_Aim of the exercise:_
Below are lines of data; give the number of them that contain "saved", and only that.

_Data in this exercise:_
※ ※ ※

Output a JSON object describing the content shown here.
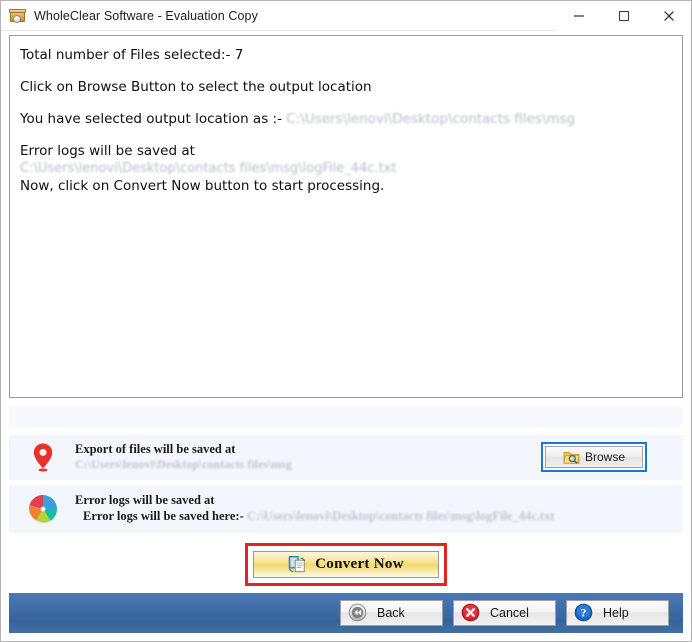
{
  "window": {
    "title": "WholeClear Software - Evaluation Copy",
    "icon": "archive-box-icon",
    "controls": {
      "minimize": "minimize-icon",
      "maximize": "maximize-icon",
      "close": "close-icon"
    }
  },
  "log": {
    "line1": "Total number of Files selected:-  7",
    "line2": "Click on Browse Button to select the output location",
    "line3_prefix": "You have selected output location as :- ",
    "line3_path": "C:\\Users\\lenovi\\Desktop\\contacts files\\msg",
    "line4": "Error logs will be saved at",
    "line5_path": "C:\\Users\\lenovi\\Desktop\\contacts files\\msg\\logFile_44c.txt",
    "line6": "Now, click on Convert Now button to start processing."
  },
  "export_row": {
    "icon": "location-pin-icon",
    "title": "Export of files will be saved at",
    "path": "C:\\Users\\lenovi\\Desktop\\contacts files\\msg",
    "browse_label": "Browse",
    "browse_icon": "folder-search-icon"
  },
  "errorlog_row": {
    "icon": "pie-chart-icon",
    "title": "Error logs will be saved at",
    "subtitle_prefix": "Error logs will be saved here:- ",
    "subtitle_path": "C:\\Users\\lenovi\\Desktop\\contacts files\\msg\\logFile_44c.txt"
  },
  "convert": {
    "label": "Convert Now",
    "icon": "copy-convert-icon",
    "highlight_color": "#e52421",
    "button_color": "#f2d96a"
  },
  "footer": {
    "back_label": "Back",
    "back_icon": "rewind-icon",
    "cancel_label": "Cancel",
    "cancel_icon": "cancel-x-icon",
    "help_label": "Help",
    "help_icon": "question-mark-icon",
    "bar_color": "#3f6ca6"
  }
}
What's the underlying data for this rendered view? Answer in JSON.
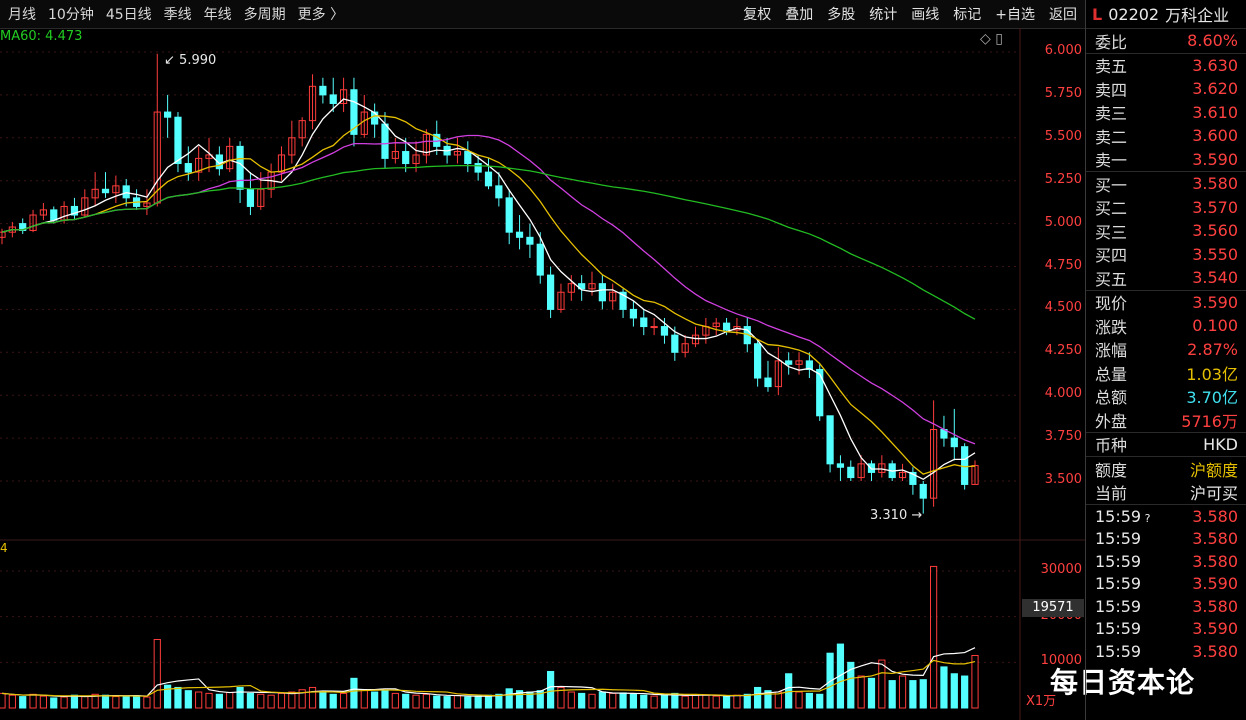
{
  "toolbar": {
    "left_items": [
      "月线",
      "10分钟",
      "45日线",
      "季线",
      "年线",
      "多周期",
      "更多 〉"
    ],
    "right_items": [
      "复权",
      "叠加",
      "多股",
      "统计",
      "画线",
      "标记",
      "+自选",
      "返回"
    ]
  },
  "ma_label": "MA60: 4.473",
  "annotations": {
    "high": "5.990",
    "low": "3.310"
  },
  "watermark": "每日资本论",
  "volume_unit": "X1万",
  "volume_badge": "19571",
  "stock": {
    "code": "02202",
    "name": "万科企业",
    "mark": "L"
  },
  "quote": {
    "weibi": {
      "label": "委比",
      "value": "8.60%"
    },
    "asks": [
      {
        "label": "卖五",
        "value": "3.630"
      },
      {
        "label": "卖四",
        "value": "3.620"
      },
      {
        "label": "卖三",
        "value": "3.610"
      },
      {
        "label": "卖二",
        "value": "3.600"
      },
      {
        "label": "卖一",
        "value": "3.590"
      }
    ],
    "bids": [
      {
        "label": "买一",
        "value": "3.580"
      },
      {
        "label": "买二",
        "value": "3.570"
      },
      {
        "label": "买三",
        "value": "3.560"
      },
      {
        "label": "买四",
        "value": "3.550"
      },
      {
        "label": "买五",
        "value": "3.540"
      }
    ],
    "stats": [
      {
        "label": "现价",
        "value": "3.590",
        "color": "red"
      },
      {
        "label": "涨跌",
        "value": "0.100",
        "color": "red"
      },
      {
        "label": "涨幅",
        "value": "2.87%",
        "color": "red"
      },
      {
        "label": "总量",
        "value": "1.03亿",
        "color": "yellow"
      },
      {
        "label": "总额",
        "value": "3.70亿",
        "color": "cyan"
      },
      {
        "label": "外盘",
        "value": "5716万",
        "color": "red"
      }
    ],
    "currency": {
      "label": "币种",
      "value": "HKD"
    },
    "quota": {
      "label": "额度",
      "value": "沪额度"
    },
    "current": {
      "label": "当前",
      "value": "沪可买"
    }
  },
  "ticks": [
    {
      "time": "15:59",
      "flag": "?",
      "price": "3.580"
    },
    {
      "time": "15:59",
      "flag": "",
      "price": "3.580"
    },
    {
      "time": "15:59",
      "flag": "",
      "price": "3.580"
    },
    {
      "time": "15:59",
      "flag": "",
      "price": "3.590"
    },
    {
      "time": "15:59",
      "flag": "",
      "price": "3.580"
    },
    {
      "time": "15:59",
      "flag": "",
      "price": "3.590"
    },
    {
      "time": "15:59",
      "flag": "",
      "price": "3.580"
    }
  ],
  "chart_data": {
    "type": "candlestick",
    "price_axis": {
      "ticks": [
        "6.000",
        "5.750",
        "5.500",
        "5.250",
        "5.000",
        "4.750",
        "4.500",
        "4.250",
        "4.000",
        "3.750",
        "3.500"
      ],
      "range": [
        3.3,
        6.05
      ]
    },
    "volume_axis": {
      "ticks": [
        "30000",
        "20000",
        "10000"
      ],
      "range": [
        0,
        32000
      ]
    },
    "candles": [
      [
        4.92,
        4.95,
        4.88,
        4.97
      ],
      [
        4.95,
        4.98,
        4.92,
        5.01
      ],
      [
        5.0,
        4.96,
        4.94,
        5.03
      ],
      [
        4.96,
        5.05,
        4.95,
        5.08
      ],
      [
        5.05,
        5.08,
        5.02,
        5.12
      ],
      [
        5.08,
        5.02,
        5.0,
        5.1
      ],
      [
        5.02,
        5.1,
        5.0,
        5.13
      ],
      [
        5.1,
        5.05,
        5.02,
        5.15
      ],
      [
        5.05,
        5.15,
        5.04,
        5.2
      ],
      [
        5.15,
        5.2,
        5.1,
        5.3
      ],
      [
        5.2,
        5.18,
        5.15,
        5.3
      ],
      [
        5.18,
        5.22,
        5.12,
        5.28
      ],
      [
        5.22,
        5.15,
        5.1,
        5.26
      ],
      [
        5.15,
        5.1,
        5.08,
        5.2
      ],
      [
        5.1,
        5.12,
        5.05,
        5.2
      ],
      [
        5.12,
        5.65,
        5.1,
        5.99
      ],
      [
        5.65,
        5.62,
        5.5,
        5.75
      ],
      [
        5.62,
        5.35,
        5.3,
        5.65
      ],
      [
        5.35,
        5.3,
        5.25,
        5.45
      ],
      [
        5.3,
        5.38,
        5.25,
        5.45
      ],
      [
        5.38,
        5.4,
        5.3,
        5.5
      ],
      [
        5.4,
        5.32,
        5.28,
        5.45
      ],
      [
        5.32,
        5.45,
        5.3,
        5.5
      ],
      [
        5.45,
        5.2,
        5.12,
        5.48
      ],
      [
        5.2,
        5.1,
        5.05,
        5.3
      ],
      [
        5.1,
        5.2,
        5.08,
        5.3
      ],
      [
        5.2,
        5.3,
        5.15,
        5.35
      ],
      [
        5.3,
        5.4,
        5.25,
        5.45
      ],
      [
        5.4,
        5.5,
        5.35,
        5.6
      ],
      [
        5.5,
        5.6,
        5.45,
        5.62
      ],
      [
        5.6,
        5.8,
        5.55,
        5.87
      ],
      [
        5.8,
        5.75,
        5.7,
        5.85
      ],
      [
        5.75,
        5.7,
        5.65,
        5.85
      ],
      [
        5.7,
        5.78,
        5.65,
        5.85
      ],
      [
        5.78,
        5.52,
        5.45,
        5.85
      ],
      [
        5.52,
        5.65,
        5.5,
        5.75
      ],
      [
        5.65,
        5.58,
        5.5,
        5.7
      ],
      [
        5.58,
        5.38,
        5.32,
        5.65
      ],
      [
        5.38,
        5.42,
        5.35,
        5.5
      ],
      [
        5.42,
        5.35,
        5.3,
        5.5
      ],
      [
        5.35,
        5.4,
        5.3,
        5.48
      ],
      [
        5.4,
        5.52,
        5.35,
        5.55
      ],
      [
        5.52,
        5.45,
        5.4,
        5.6
      ],
      [
        5.45,
        5.4,
        5.35,
        5.5
      ],
      [
        5.4,
        5.42,
        5.35,
        5.5
      ],
      [
        5.42,
        5.35,
        5.3,
        5.48
      ],
      [
        5.35,
        5.3,
        5.25,
        5.4
      ],
      [
        5.3,
        5.22,
        5.2,
        5.38
      ],
      [
        5.22,
        5.15,
        5.1,
        5.3
      ],
      [
        5.15,
        4.95,
        4.88,
        5.2
      ],
      [
        4.95,
        4.92,
        4.85,
        5.05
      ],
      [
        4.92,
        4.88,
        4.8,
        5.0
      ],
      [
        4.88,
        4.7,
        4.65,
        4.95
      ],
      [
        4.7,
        4.5,
        4.45,
        4.75
      ],
      [
        4.5,
        4.6,
        4.48,
        4.65
      ],
      [
        4.6,
        4.65,
        4.55,
        4.7
      ],
      [
        4.65,
        4.62,
        4.55,
        4.7
      ],
      [
        4.62,
        4.65,
        4.58,
        4.72
      ],
      [
        4.65,
        4.55,
        4.5,
        4.7
      ],
      [
        4.55,
        4.6,
        4.5,
        4.65
      ],
      [
        4.6,
        4.5,
        4.45,
        4.62
      ],
      [
        4.5,
        4.45,
        4.4,
        4.55
      ],
      [
        4.45,
        4.4,
        4.35,
        4.5
      ],
      [
        4.4,
        4.4,
        4.35,
        4.45
      ],
      [
        4.4,
        4.35,
        4.3,
        4.45
      ],
      [
        4.35,
        4.25,
        4.2,
        4.4
      ],
      [
        4.25,
        4.3,
        4.22,
        4.35
      ],
      [
        4.3,
        4.35,
        4.28,
        4.4
      ],
      [
        4.35,
        4.4,
        4.3,
        4.45
      ],
      [
        4.4,
        4.42,
        4.35,
        4.45
      ],
      [
        4.42,
        4.38,
        4.35,
        4.45
      ],
      [
        4.38,
        4.4,
        4.35,
        4.45
      ],
      [
        4.4,
        4.3,
        4.25,
        4.45
      ],
      [
        4.3,
        4.1,
        4.05,
        4.32
      ],
      [
        4.1,
        4.05,
        4.02,
        4.2
      ],
      [
        4.05,
        4.2,
        4.0,
        4.28
      ],
      [
        4.2,
        4.18,
        4.12,
        4.25
      ],
      [
        4.18,
        4.2,
        4.12,
        4.25
      ],
      [
        4.2,
        4.15,
        4.1,
        4.25
      ],
      [
        4.15,
        3.88,
        3.85,
        4.18
      ],
      [
        3.88,
        3.6,
        3.55,
        3.75
      ],
      [
        3.6,
        3.58,
        3.5,
        3.65
      ],
      [
        3.58,
        3.52,
        3.5,
        3.62
      ],
      [
        3.52,
        3.6,
        3.5,
        3.65
      ],
      [
        3.6,
        3.55,
        3.5,
        3.62
      ],
      [
        3.55,
        3.6,
        3.52,
        3.65
      ],
      [
        3.6,
        3.52,
        3.5,
        3.62
      ],
      [
        3.52,
        3.55,
        3.5,
        3.6
      ],
      [
        3.55,
        3.48,
        3.42,
        3.58
      ],
      [
        3.48,
        3.4,
        3.31,
        3.5
      ],
      [
        3.4,
        3.8,
        3.35,
        3.97
      ],
      [
        3.8,
        3.75,
        3.7,
        3.88
      ],
      [
        3.75,
        3.7,
        3.62,
        3.92
      ],
      [
        3.7,
        3.48,
        3.45,
        3.72
      ],
      [
        3.48,
        3.59,
        3.48,
        3.62
      ]
    ],
    "volumes": [
      3200,
      2800,
      2500,
      3000,
      2600,
      2200,
      2400,
      2800,
      2500,
      3000,
      2800,
      2500,
      2600,
      2700,
      2400,
      15000,
      5000,
      4500,
      3800,
      3500,
      3200,
      3000,
      3400,
      4500,
      3200,
      3000,
      2800,
      3200,
      3500,
      4000,
      4500,
      3500,
      3000,
      3200,
      6500,
      4000,
      3500,
      3800,
      3200,
      3000,
      2800,
      3000,
      2600,
      2500,
      2700,
      2400,
      2600,
      2800,
      3000,
      4200,
      3800,
      3500,
      3800,
      8000,
      4500,
      3500,
      3200,
      3000,
      3500,
      3200,
      3300,
      3000,
      2800,
      2600,
      2800,
      3200,
      2600,
      2800,
      2800,
      2600,
      2500,
      2800,
      3000,
      4500,
      3800,
      3500,
      7500,
      3500,
      3200,
      3000,
      12000,
      14000,
      10000,
      7000,
      6500,
      10500,
      6000,
      7000,
      6000,
      6200,
      31000,
      9000,
      7500,
      7000,
      11500
    ],
    "high_label": "5.990",
    "low_label": "3.310"
  }
}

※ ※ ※

_Solved exercise:_
4